Joining “La La Land” in the Best Picture category are: “Arrival,” “Fences,” “Hacksaw Ridge,” “Hell or High Water,” “Hidden Figures,” “Lion,” “Manchester by the Sea” and “Moonlight.”
Best Actor nominees include Casey Affleck (Manchester by the Sea), Andrew Garfield (Hacksaw Ridge), Ryan Gosling (La La Land), Viggo Mortensen (Captain Fantastic) and Denzel Washington (Fences)
For Best Actress, the nominees are Isabelle Huppert (Elle), Ruth Negga (Loving), Natalie Portman (Jackie), Emma Stone (La La Land) and, in her 20th acting nomination, Meryl Streep (Florence Foster Jenkins)
The Academy Awards will be awarded on Sunday night, February 26th.
Here is a complete list of the nominees:
Actor in a Supporting Role
Mahershala Ali, “Moonlight”
Jeff Bridges, “Hell or High Water”
Lucas Hedges, “Manchester by the Sea”
Dev Patel, “Lion”
Michael Shannon, “Nocturnal Animals”
Actress in a Supporting Role
Viola Davis, “Fences”
Naomie Harris, “Moonlight”
Nicole Kidman, “Lion”
Octavia Spencer, “Hidden Figures”
Michelle Williams, “Manchester by the Sea”
Animated Feature Film
“Kubo and the Two Strings”
“My Life as a Zucchini”
“The Red Turtle”
“La La Land”
“Fantastic Beasts and Where to Find Them”
“Florence Foster Jenkins”
“La La Land”
“La La Land”
“Manchester by the Sea”
“Fire at Sea”
“I Am Not Your Negro”
“O.J.: Made in America”
Short Subject Documentary
“Watani: My Homeland”
“The White Helmets”
“Hell or High Water”
“La La Land”
Foreign Language Film
“Land of Mine”
“A Man Called Ove”
Make Up and Hairstyling
“A Man Called Ove”
“Star Trek Beyond”
“La La Land”
Audition (The Fools Who Dream), “La La Land”
Can’t Stop The Feeling, “Trolls”
City Of Stars, “La La Land”
The Empty Chair, “Jim: The James Foley Story”
How Far I’ll Go, “Moana”

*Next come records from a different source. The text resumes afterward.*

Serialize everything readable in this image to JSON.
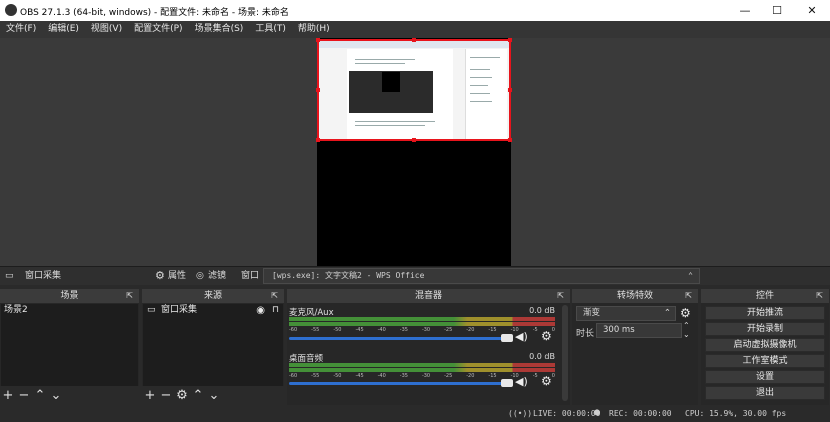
{
  "window": {
    "title": "OBS 27.1.3 (64-bit, windows) - 配置文件: 未命名 - 场景: 未命名",
    "minimize": "—",
    "maximize": "☐",
    "close": "✕"
  },
  "menu": [
    "文件(F)",
    "编辑(E)",
    "视图(V)",
    "配置文件(P)",
    "场景集合(S)",
    "工具(T)",
    "帮助(H)"
  ],
  "sourcebar": {
    "source_name": "窗口采集",
    "properties": "属性",
    "filters": "滤镜",
    "window_label": "窗口",
    "window_value": "[wps.exe]: 文字文稿2 - WPS Office"
  },
  "scenes": {
    "title": "场景",
    "items": [
      "场景2"
    ]
  },
  "sources": {
    "title": "来源",
    "items": [
      "窗口采集"
    ]
  },
  "mixer": {
    "title": "混音器",
    "tracks": [
      {
        "name": "麦克风/Aux",
        "db": "0.0 dB",
        "level": 0.62
      },
      {
        "name": "桌面音频",
        "db": "0.0 dB",
        "level": 0.62
      }
    ],
    "ticks": [
      "-60",
      "-55",
      "-50",
      "-45",
      "-40",
      "-35",
      "-30",
      "-25",
      "-20",
      "-15",
      "-10",
      "-5",
      "0"
    ]
  },
  "transitions": {
    "title": "转场特效",
    "type": "渐变",
    "duration_label": "时长",
    "duration": "300 ms"
  },
  "controls": {
    "title": "控件",
    "buttons": [
      "开始推流",
      "开始录制",
      "启动虚拟摄像机",
      "工作室模式",
      "设置",
      "退出"
    ]
  },
  "status": {
    "live": "LIVE: 00:00:00",
    "rec": "REC: 00:00:00",
    "cpu": "CPU: 15.9%, 30.00 fps"
  },
  "colors": {
    "selection": "#e8141c",
    "volume": "#2e6fd0",
    "meter_green": "#49a33b",
    "meter_yellow": "#b4a22d",
    "meter_red": "#c43c38"
  }
}
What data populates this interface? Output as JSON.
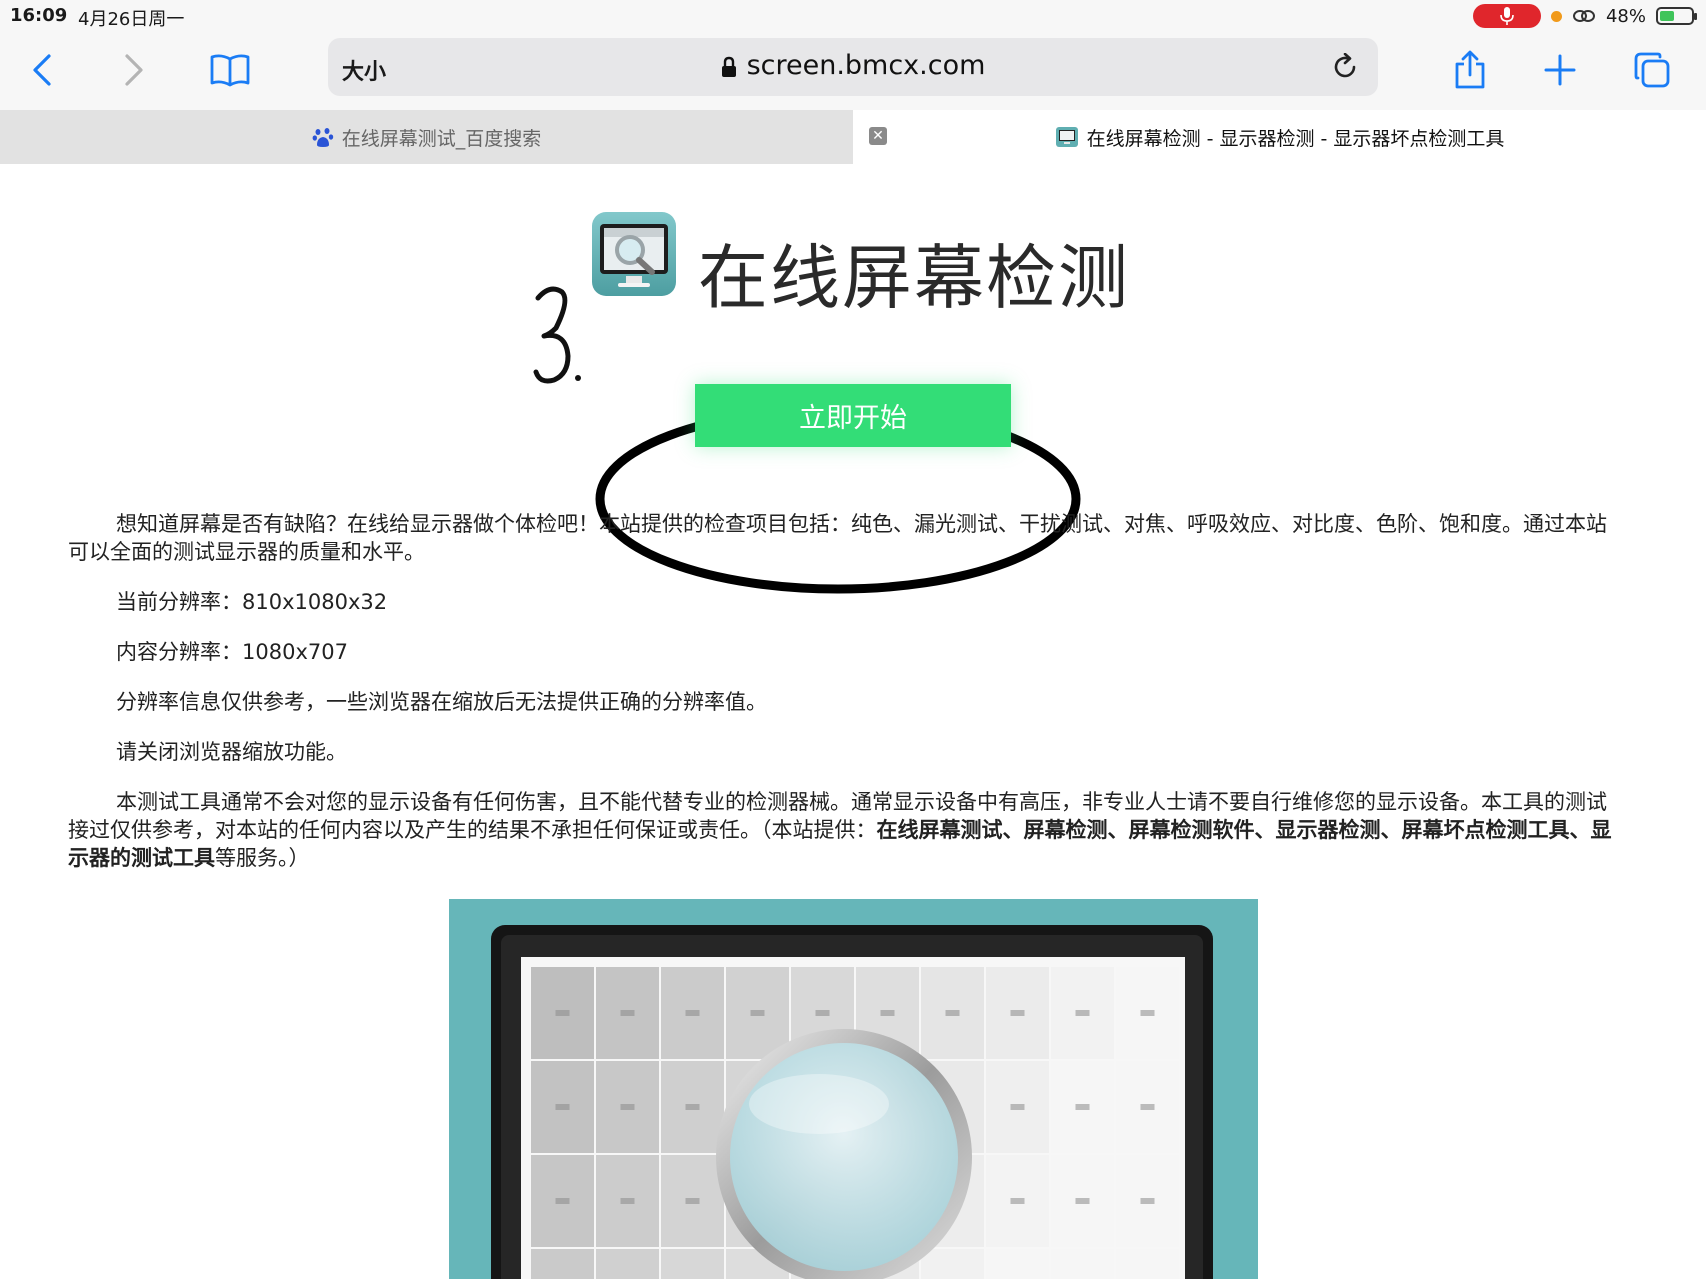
{
  "status_bar": {
    "time": "16:09",
    "date": "4月26日周一",
    "battery_percent": "48%",
    "battery_level": 0.48
  },
  "toolbar": {
    "text_size_label": "大小",
    "url": "screen.bmcx.com"
  },
  "tabs": [
    {
      "title": "在线屏幕测试_百度搜索"
    },
    {
      "title": "在线屏幕检测 - 显示器检测 - 显示器坏点检测工具"
    }
  ],
  "page": {
    "site_title": "在线屏幕检测",
    "annotation": "3.",
    "start_button": "立即开始",
    "intro": "想知道屏幕是否有缺陷？在线给显示器做个体检吧！本站提供的检查项目包括：纯色、漏光测试、干扰测试、对焦、呼吸效应、对比度、色阶、饱和度。通过本站可以全面的测试显示器的质量和水平。",
    "current_resolution_label": "当前分辨率：",
    "current_resolution": "810x1080x32",
    "content_resolution_label": "内容分辨率：",
    "content_resolution": "1080x707",
    "note1": "分辨率信息仅供参考，一些浏览器在缩放后无法提供正确的分辨率值。",
    "note2": "请关闭浏览器缩放功能。",
    "disclaimer": "本测试工具通常不会对您的显示设备有任何伤害，且不能代替专业的检测器械。通常显示设备中有高压，非专业人士请不要自行维修您的显示设备。本工具的测试接过仅供参考，对本站的任何内容以及产生的结果不承担任何保证或责任。（本站提供：",
    "services_bold": "在线屏幕测试、屏幕检测、屏幕检测软件、显示器检测、屏幕坏点检测工具、显示器的测试工具",
    "disclaimer_end": "等服务。）"
  },
  "colors": {
    "start_button": "#33dd77",
    "accent_blue": "#1a7cf5",
    "hero_bg": "#66b6b9"
  }
}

“Fantastic Beasts and Where to Find Them”
“La La Land”
Animated Short Film
“Pear Cider and Cigarettes”
Live Action Short Film
“La Femme et le TGV”